**PROBLEM STATEMENT**
Work through the records below and copy every line that includes "this".

:::::

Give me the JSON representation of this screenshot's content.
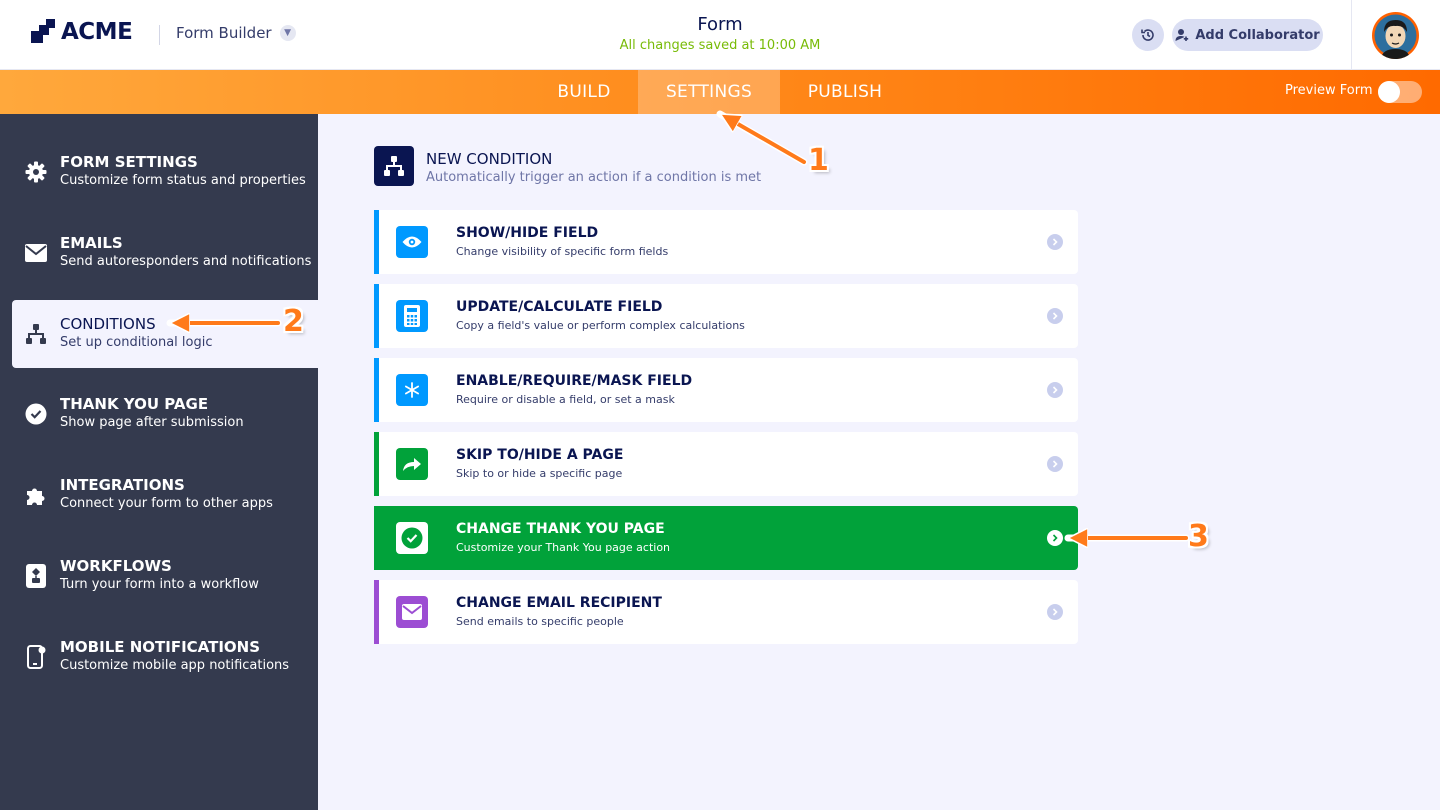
{
  "header": {
    "logo_text": "ACME",
    "app_name": "Form Builder",
    "form_title": "Form",
    "save_status": "All changes saved at 10:00 AM",
    "collaborator_label": "Add Collaborator"
  },
  "tabs": {
    "build": "BUILD",
    "settings": "SETTINGS",
    "publish": "PUBLISH",
    "active": "SETTINGS",
    "preview_label": "Preview Form",
    "preview_on": false
  },
  "sidebar": {
    "items": [
      {
        "title": "FORM SETTINGS",
        "subtitle": "Customize form status and properties",
        "icon": "gear-icon"
      },
      {
        "title": "EMAILS",
        "subtitle": "Send autoresponders and notifications",
        "icon": "envelope-icon"
      },
      {
        "title": "CONDITIONS",
        "subtitle": "Set up conditional logic",
        "icon": "sitemap-icon",
        "active": true
      },
      {
        "title": "THANK YOU PAGE",
        "subtitle": "Show page after submission",
        "icon": "check-circle-icon"
      },
      {
        "title": "INTEGRATIONS",
        "subtitle": "Connect your form to other apps",
        "icon": "puzzle-icon"
      },
      {
        "title": "WORKFLOWS",
        "subtitle": "Turn your form into a workflow",
        "icon": "workflow-icon"
      },
      {
        "title": "MOBILE NOTIFICATIONS",
        "subtitle": "Customize mobile app notifications",
        "icon": "mobile-notification-icon"
      }
    ]
  },
  "main": {
    "new_condition_title": "NEW CONDITION",
    "new_condition_subtitle": "Automatically trigger an action if a condition is met",
    "cards": [
      {
        "title": "SHOW/HIDE FIELD",
        "subtitle": "Change visibility of specific form fields",
        "icon": "eye-icon",
        "color": "#0099ff"
      },
      {
        "title": "UPDATE/CALCULATE FIELD",
        "subtitle": "Copy a field's value or perform complex calculations",
        "icon": "calculator-icon",
        "color": "#0099ff"
      },
      {
        "title": "ENABLE/REQUIRE/MASK FIELD",
        "subtitle": "Require or disable a field, or set a mask",
        "icon": "asterisk-icon",
        "color": "#0099ff"
      },
      {
        "title": "SKIP TO/HIDE A PAGE",
        "subtitle": "Skip to or hide a specific page",
        "icon": "forward-arrow-icon",
        "color": "#01a23a"
      },
      {
        "title": "CHANGE THANK YOU PAGE",
        "subtitle": "Customize your Thank You page action",
        "icon": "check-circle-icon",
        "color": "#01a23a",
        "highlighted": true
      },
      {
        "title": "CHANGE EMAIL RECIPIENT",
        "subtitle": "Send emails to specific people",
        "icon": "envelope-icon",
        "color": "#9c4dd3"
      }
    ]
  },
  "annotations": {
    "step1": "1",
    "step2": "2",
    "step3": "3",
    "color": "#ff7a1a"
  }
}
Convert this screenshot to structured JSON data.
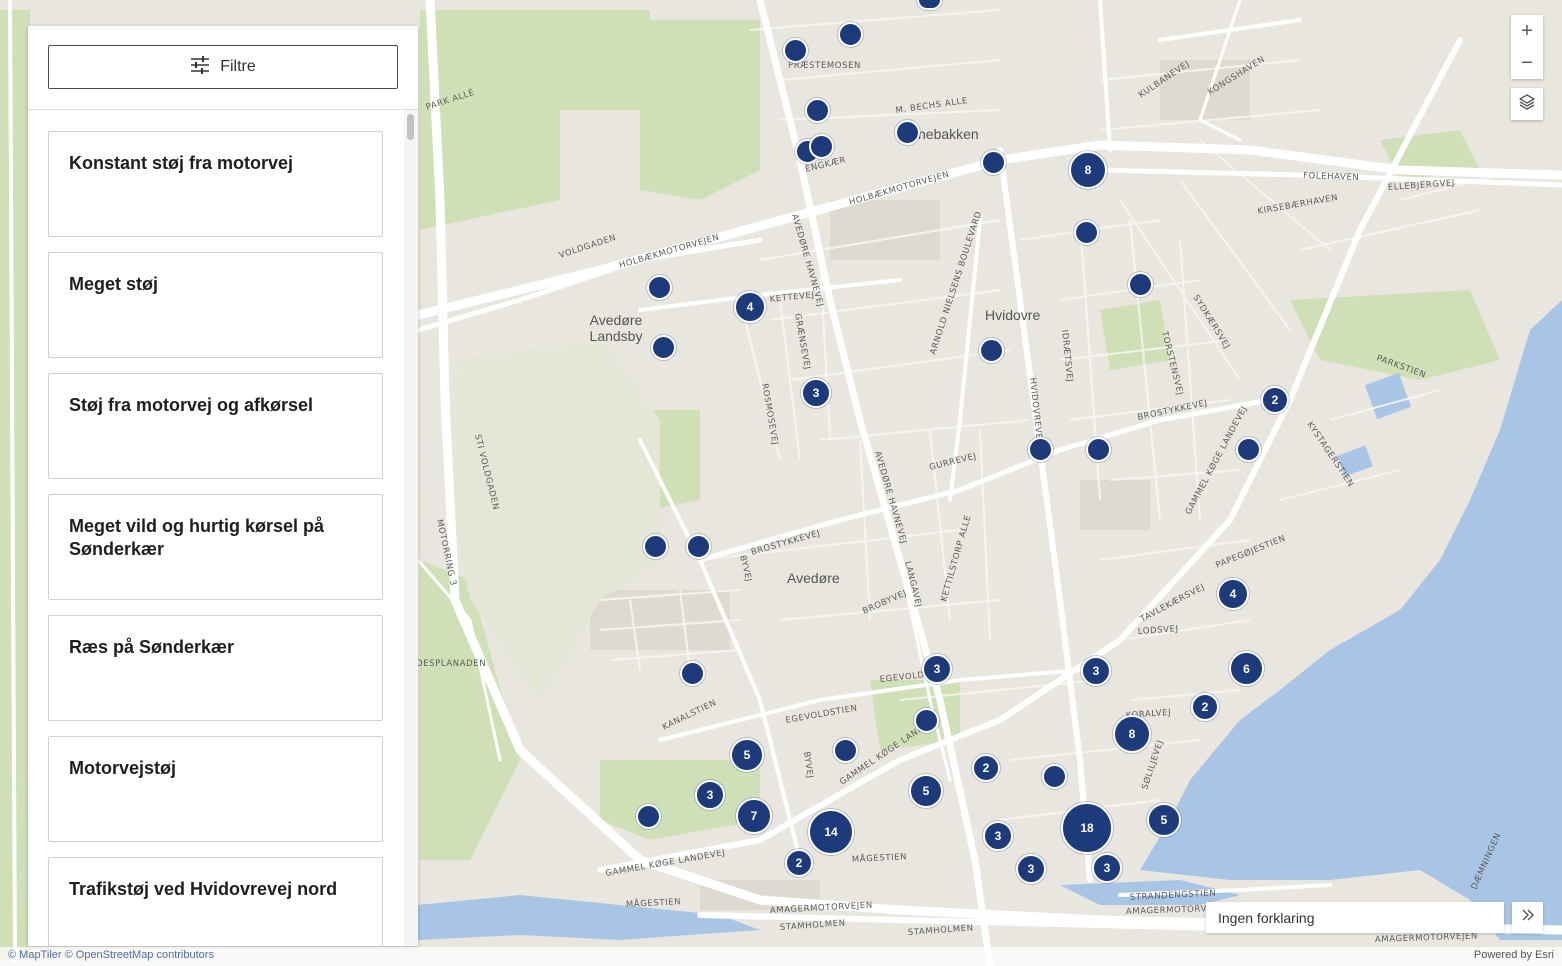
{
  "panel": {
    "filter_label": "Filtre",
    "items": [
      {
        "title": "Konstant støj fra motorvej"
      },
      {
        "title": "Meget støj"
      },
      {
        "title": "Støj fra motorvej og afkørsel"
      },
      {
        "title": "Meget vild og hurtig kørsel på Sønderkær"
      },
      {
        "title": "Ræs på Sønderkær"
      },
      {
        "title": "Motorvejstøj"
      },
      {
        "title": "Trafikstøj ved Hvidovrevej nord"
      }
    ]
  },
  "map": {
    "places": [
      "Hvidovre",
      "Avedøre",
      "Avedøre Landsby",
      "nebakken"
    ],
    "roads": [
      "HOLBÆKMOTORVEJEN",
      "VOLDGADEN",
      "KETTEVEJ",
      "AVEDØRE HAVNEVEJ",
      "ARNOLD NIELSENS BOULEVARD",
      "HVIDOVREVEJ",
      "IDRÆTSVEJ",
      "BROSTYKKEVEJ",
      "GURREVEJ",
      "GAMMEL KØGE LANDEVEJ",
      "EGEVOLDSTIEN",
      "KANALSTIEN",
      "AMAGERMOTORVEJEN",
      "STRANDENGSTIEN",
      "FOLEHAVEN",
      "ELLEBJERGVEJ",
      "KYSTAGERSTIEN",
      "PAPEGØJESTIEN",
      "TAVLEKÆRSVEJ",
      "LODSVEJ",
      "KORALVEJ",
      "MOTORRING 3",
      "STI VOLDGADEN",
      "BYVEJ",
      "BROBYVEJ",
      "KETTILSTORP ALLE",
      "LANGAVEJ",
      "ROSMOSEVEJ",
      "PARK ALLÉ",
      "PRÆSTEMOSEN",
      "M. BECHS ALLE",
      "ENGKÆR",
      "STAMHOLMEN",
      "MÅGESTIEN",
      "KULBANEVEJ",
      "KONGSHAVEN",
      "KIRSEBÆRHAVEN",
      "SYDKÆRSVEJ",
      "TORSTENSVEJ",
      "PARKSTIEN",
      "DÆMNINGEN",
      "SØLILJEVEJ",
      "DESPLANADEN"
    ],
    "clusters": [
      {
        "count": "8"
      },
      {
        "count": "4"
      },
      {
        "count": "3"
      },
      {
        "count": "2"
      },
      {
        "count": "4"
      },
      {
        "count": "3"
      },
      {
        "count": "3"
      },
      {
        "count": "6"
      },
      {
        "count": "2"
      },
      {
        "count": "8"
      },
      {
        "count": "5"
      },
      {
        "count": "3"
      },
      {
        "count": "7"
      },
      {
        "count": "14"
      },
      {
        "count": "2"
      },
      {
        "count": "2"
      },
      {
        "count": "5"
      },
      {
        "count": "3"
      },
      {
        "count": "3"
      },
      {
        "count": "18"
      },
      {
        "count": "3"
      },
      {
        "count": "5"
      }
    ]
  },
  "controls": {
    "zoom_in": "+",
    "zoom_out": "−",
    "legend_text": "Ingen forklaring"
  },
  "attribution": {
    "maptiler": "© MapTiler",
    "osm": "© OpenStreetMap contributors",
    "powered": "Powered by Esri"
  },
  "colors": {
    "marker": "#1d3a7a",
    "water": "#a9c5e6",
    "green": "#cfe0b6",
    "road": "#ffffff",
    "land": "#e9e6df"
  }
}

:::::

**SOLVED EXERCISE**
Give me the JSON representation of this screenshot's content.
Convert this screenshot to structured JSON data.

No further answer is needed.